The rumor that he was dead actually started in 1966, when college kids heard that he’d been killed in car a crash and replaced by a look-alike. This led to conspiracy theorists poring over all the Beatles cover art and songs for clues, and they found lots of them: there are five suspicious messages on the front cover of Sgt. Peppers alone, and a big one on the back – Paul standing backwards. There are the “audio hints” in songs, whether you play Strawberry Fields forwards or Revolution #9 backwards. And here’s another clue for you all: the Walrus is Paul.

But the most obvious evidence of Paul’s demise is found right on the cover of the very last album the Beatles recorded (though it was released before Let It Be.) When Beatles fans ran to the record store in September 1969, they picked up an album with no front title, and featuring a funeral procession. Can’t you see it? As the band crosses Abbey Road, John is the Eastern-style spiritual leader in white, Ringo follows as the congregation in black, the Paul look-alike (holding a cigarette in his right hand, hmmm) is the barefoot corpse, and gravedigger George brings up the rear dressed in denim. And look! The VW on the left has the license plate LMW 28IF, which clearly means “Linda McCartney Weeps, Paul would be 28 IF he were still alive.”

Well, the fact is, in September of 1969, Paul was 27 – so much for that. The working title of the album was “Everest,” and the original idea for the art was to shoot it in Nepal. But that was a long way to go, so at the last minute Paul sketched an idea for the cover. The band went outside, and while a policeman held up traffic, photographer Ian McMillan hopped up on a stepladder, and took just six shots of the band crossing the street. Take number five made the cover.

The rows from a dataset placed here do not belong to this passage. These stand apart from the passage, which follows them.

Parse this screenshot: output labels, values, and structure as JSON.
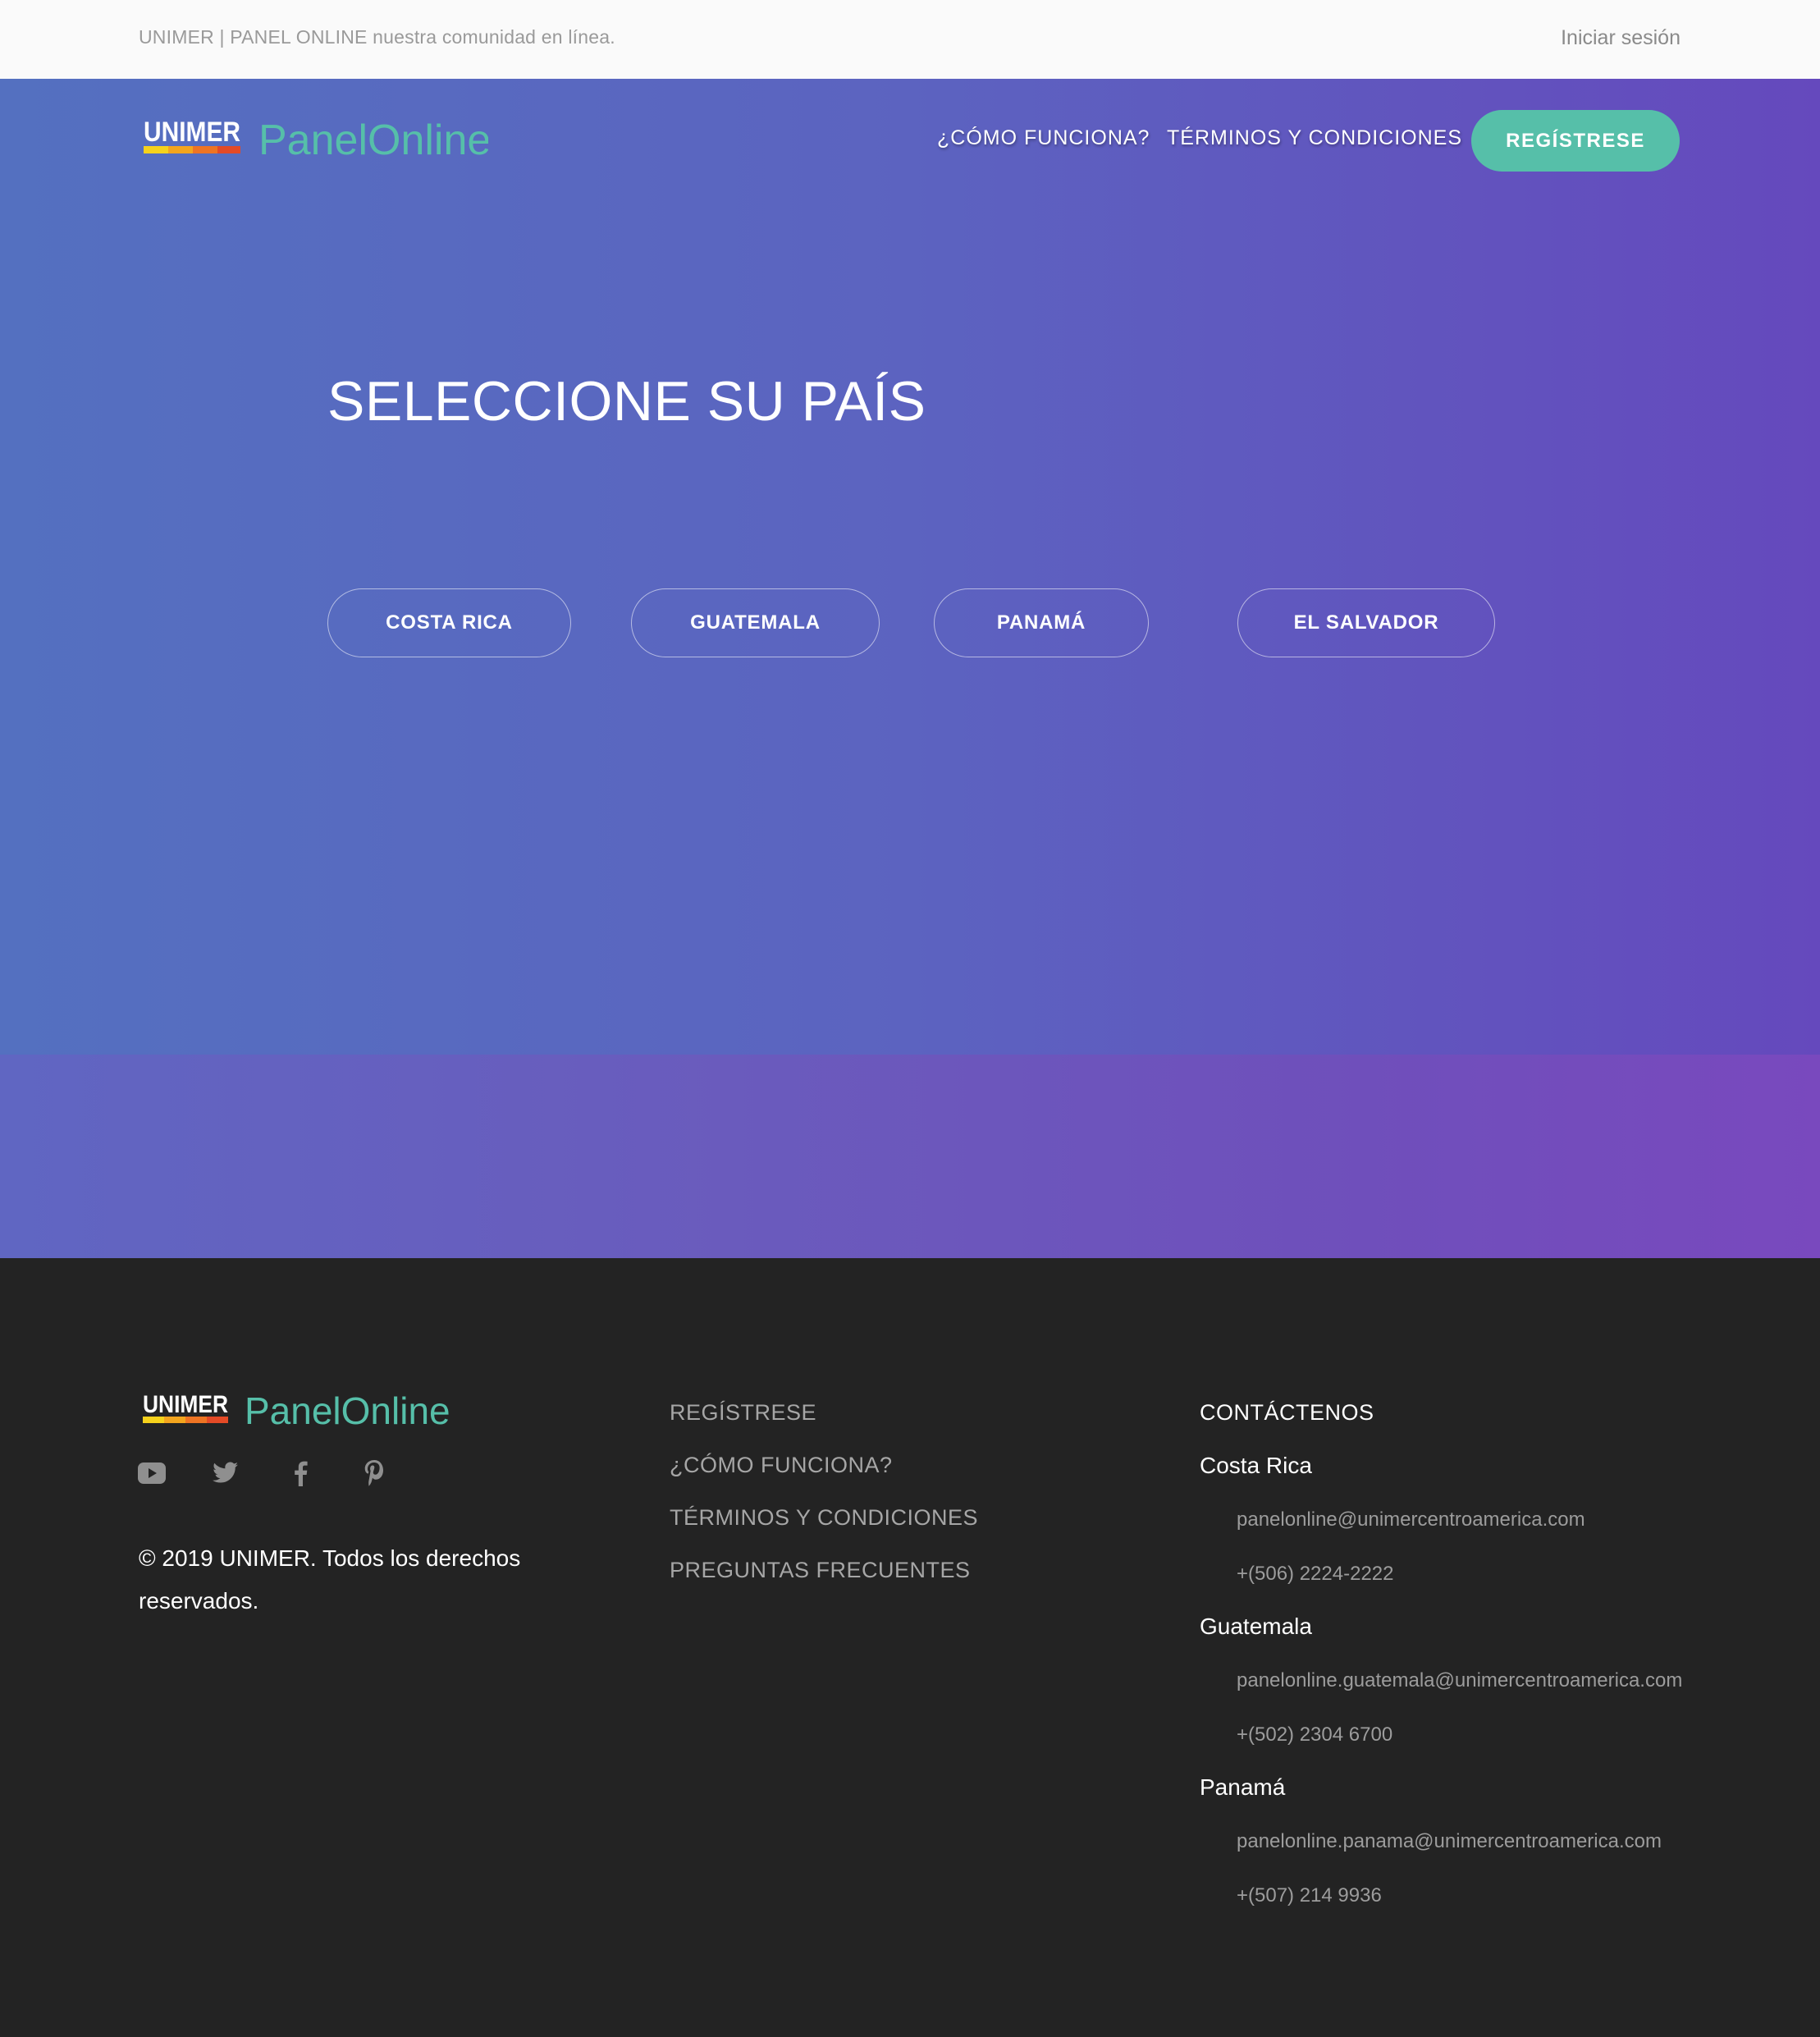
{
  "topbar": {
    "tagline": "UNIMER | PANEL ONLINE nuestra comunidad en línea.",
    "login": "Iniciar sesión"
  },
  "brand": {
    "unimer": "UNIMER",
    "panel": "Panel",
    "online": "Online",
    "accent_color": "#56bfa9"
  },
  "nav": {
    "how": "¿CÓMO FUNCIONA?",
    "terms": "TÉRMINOS Y CONDICIONES",
    "register": "REGÍSTRESE"
  },
  "hero": {
    "title": "SELECCIONE SU PAÍS",
    "countries": [
      "COSTA RICA",
      "GUATEMALA",
      "PANAMÁ",
      "EL SALVADOR"
    ]
  },
  "footer": {
    "social": [
      "youtube-icon",
      "twitter-icon",
      "facebook-icon",
      "pinterest-icon"
    ],
    "copyright": "© 2019 UNIMER. Todos los derechos reservados.",
    "links": [
      "REGÍSTRESE",
      "¿CÓMO FUNCIONA?",
      "TÉRMINOS Y CONDICIONES",
      "PREGUNTAS FRECUENTES"
    ],
    "contact_title": "CONTÁCTENOS",
    "contacts": [
      {
        "country": "Costa Rica",
        "email": "panelonline@unimercentroamerica.com",
        "phone": "+(506) 2224-2222"
      },
      {
        "country": "Guatemala",
        "email": "panelonline.guatemala@unimercentroamerica.com",
        "phone": "+(502) 2304 6700"
      },
      {
        "country": "Panamá",
        "email": "panelonline.panama@unimercentroamerica.com",
        "phone": "+(507) 214 9936"
      }
    ]
  }
}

Paul claims his shoes didn’t fit, so he just took them off. George was not partial to suits, so he wore denim instead of the Tommy Nutter designer threads the other three are wearing. The VW just happened to be sitting there, and the poor owner was later tormented by a series of thefts of the license plate by Beatlemaniacs. And the other folks in the shot – the three pedestrians at back-left are decorators returning to the studio from a lunch break; the man at right is an American tourist named Paul Cook – all attest that the shoot took just a minute or two.

What is true about the album is that it was a huge initial success: it sat at the top of the charts for 17 weeks, and its single – “Something” backed by “Come Together” – is the band’s second-biggest hit, behind only “Hey Jude.”

But if fans looked closer, they may have detected trouble brewing. The band reportedly enjoyed playing together on some of the sessions – at least to a greater degree than the misery of crafting the White Album – but problems were festering. John wanted to have all of his songs on one side, Paul’s on the other, but then what to do with George’s two compositions? Paul was also writing like a fiend, so what to do with all his output? Out of this discord came a tactical compromise: a flip-side mishmash medley that ironically resulted in some of the band’s most iconic musical moments, including Ringo’s only recorded drum solo, and a ridiculous 18-bar, John/Paul/George 3-guitar attack extravaganza.

It was sonic genius, but it also hid a secret that would be revealed in less than a year: Paul was still alive, but the Beatles were dead.

Fans who were really paying attention may have seen it coming. Indeed, the lasting symbol of the Abbey Road album – released 50 years ago – isn’t that front cover photograph. It’s hiding in plain sight, on the back.

On a simple brick wall framed by the swipe of a blue mini-dress are two embedded street signs. The lower one, “Abbey Road” went on to become a world-famous phrase that signifies an album, a street, a moment in time, and even the studio where the music was recorded (“EMI Studios” was renamed in its honor).

But the upper street sign says, simply, “Beatles.”

And running right through the last letter of that word, right through the S that makes a singular a plural, is a large crack.

Mike Keeler